Additional objects and features of the invention will become apparent to persons skilled in the art to which the invention pertains from the following detailed description, drawings and claims.


In the Drawings

FIG. 1 is a side elevation of the broadhead point of the invention;

FIG. 2, an enlarged front elevation view;

FIG. 3, a front perspective view of the broadhead point;

FIG. 4, a side elevation view showing an arrow shaft attached to the broadhead point, the arrow shaft being shown fragmentarily, and showing the flow of air past the penetrating blades and outwardly beyond the cutting blades; and

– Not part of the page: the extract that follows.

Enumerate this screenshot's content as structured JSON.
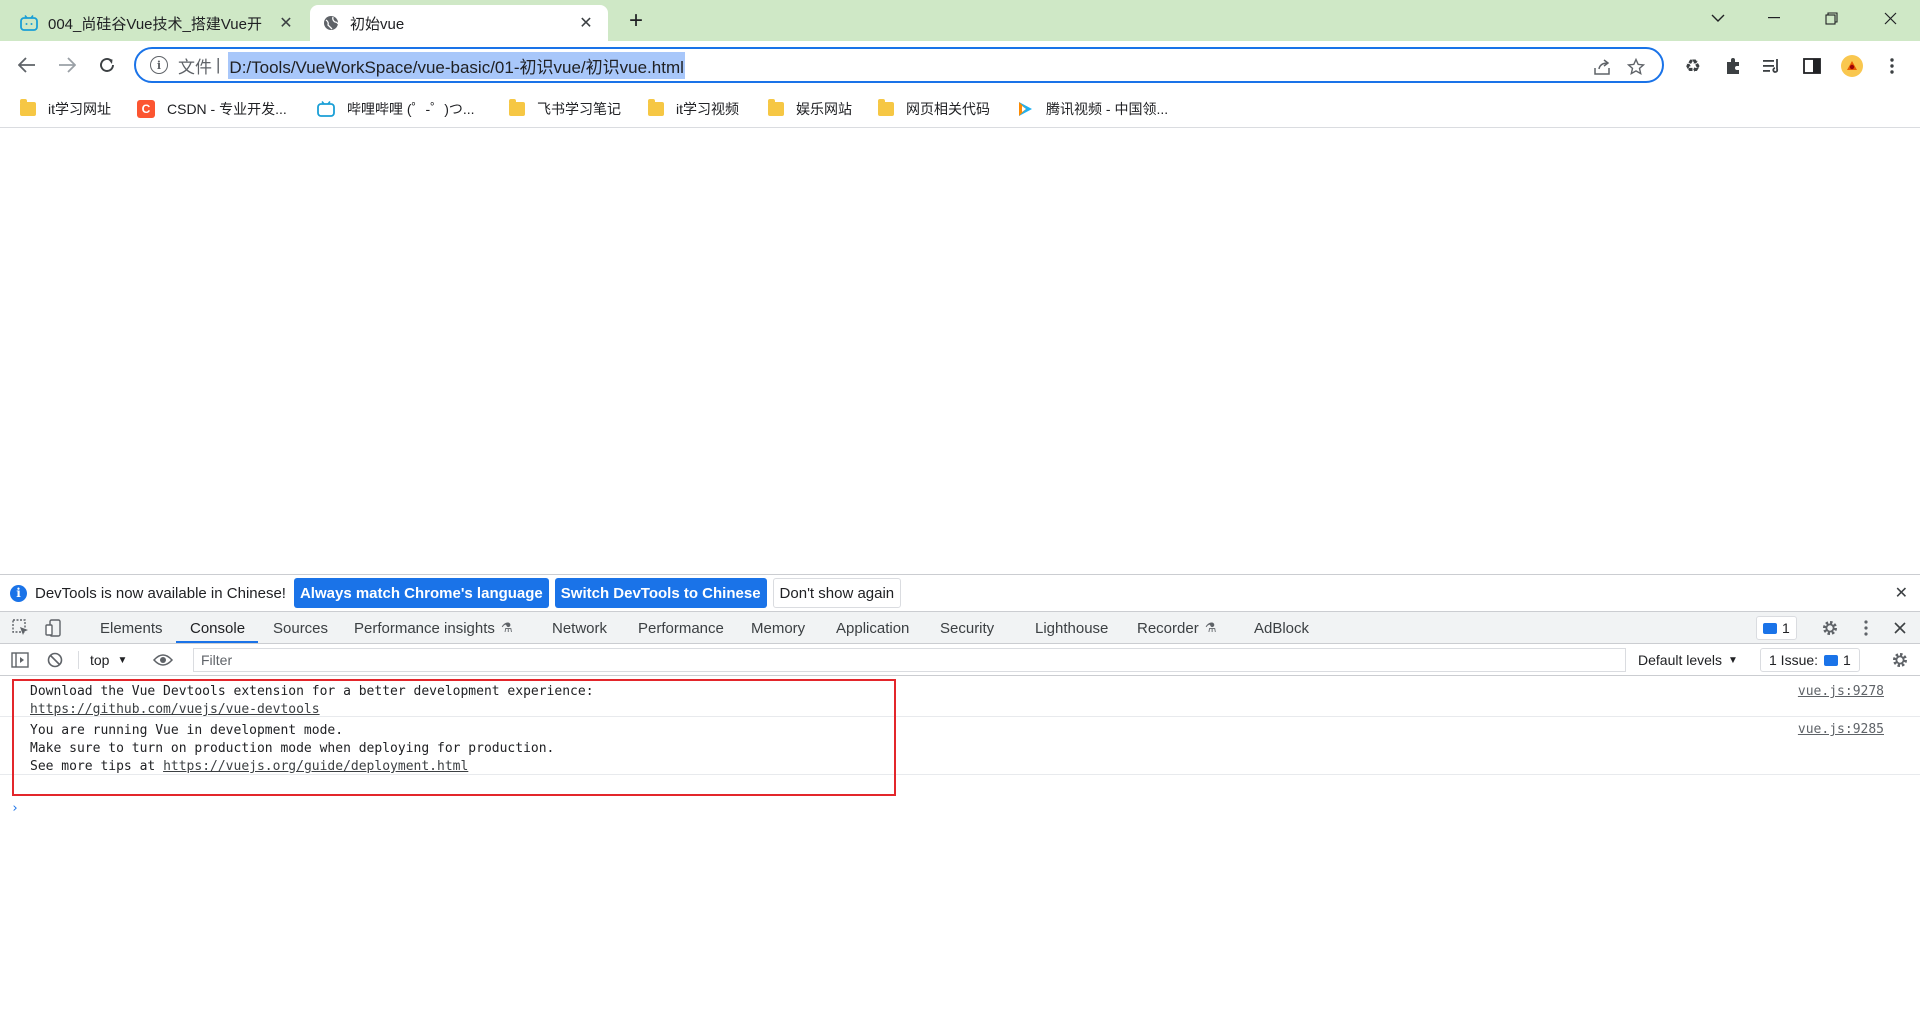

FIG. 5, a perspective view taken from above and at the rear of an arrow shaft with the broadhead point of the invention mounted thereon, and showing the vanes on the opposite end of the arrow shaft and the direction of rotation of the shaft, as well as the airflow past the penetrating blades and outwardly of the cutting blades.


Referring now the Drawings

In the illustrated preferred embodiment, the broadhead point of the invention, shown generally at 10, includes a forward leading small penetrating tip portion, shown generally at 12 and a trailing, larger, cutting blade portion shown generally at 14.

Penetrating tip 12 comprises fixed blades 18 with a common leading point 22. The blades 18 extend rearwardly and outwardly from the point 22 and are affixed to and project from a ferrule 26.

Ferrule 26 is cone-shaped and is flared outwardly from a small end 28 to a leading shoulder 30. Leading shoulder 30 extends outwardly and rearwardly from ferrule 26 to engage a trailing shoulder 32. Trailing shoulder 32 extends rearwardly and inwardly from shoulder 30 to engage a sleeve 34.

Multiple larger cutting blades 40 are fixed to and project equidistantly from around sleeve 34. The rearwardly extending cutting edges of the blades 40 project outwardly to a greater extent than the smaller fixed penetrating blades 18 project from ferrule 26.

Sleeve 34 is threaded, using threaded shaft 48, into or is otherwise conventionally attached to the end 42 of an arrow shaft 44. The opposite end 46 of arrow shaft 44 has a nock 50 and conventional multiple vanes 52 that will impart rotation to the arrow during flight.

As shown best in FIG. 5, air through which tip portion 12 is passed is illustrated by arrows 60. As shown, the air is directed over the tip 12 and into engagement with leading shoulder 30. Shoulder 30 is angled to direct the air shown by arrows 60 to just outside the outermost edges of the fixed cutting blades 40. Rotation of the arrow also results in a circular air flow, shown by arrows 62 as the fixed cutting blades rotate and act as paddles in the air.

The air shown by arrows 60, in flowing over shoulder 30 to outside of fixed cutting blades 40 creates an area 70 of reduced air pressure in advance of the traveling fixed cutting blades 40. The reduced pressure of area 70 allows the larger fixed vanes to “draft” behind the top 12 and shoulder 30. This reduces the air resistance otherwise encountered by the rotating fixed cutting blades and further results in increased arrow velocity and stability.

Although a preferred embodiment of our invention has been herein described, it is to be understood that the present disclosure is by way of example and that variations are possible without departing from the subject matter coming within the scope of the following claims, which subject matter we regard as our invention.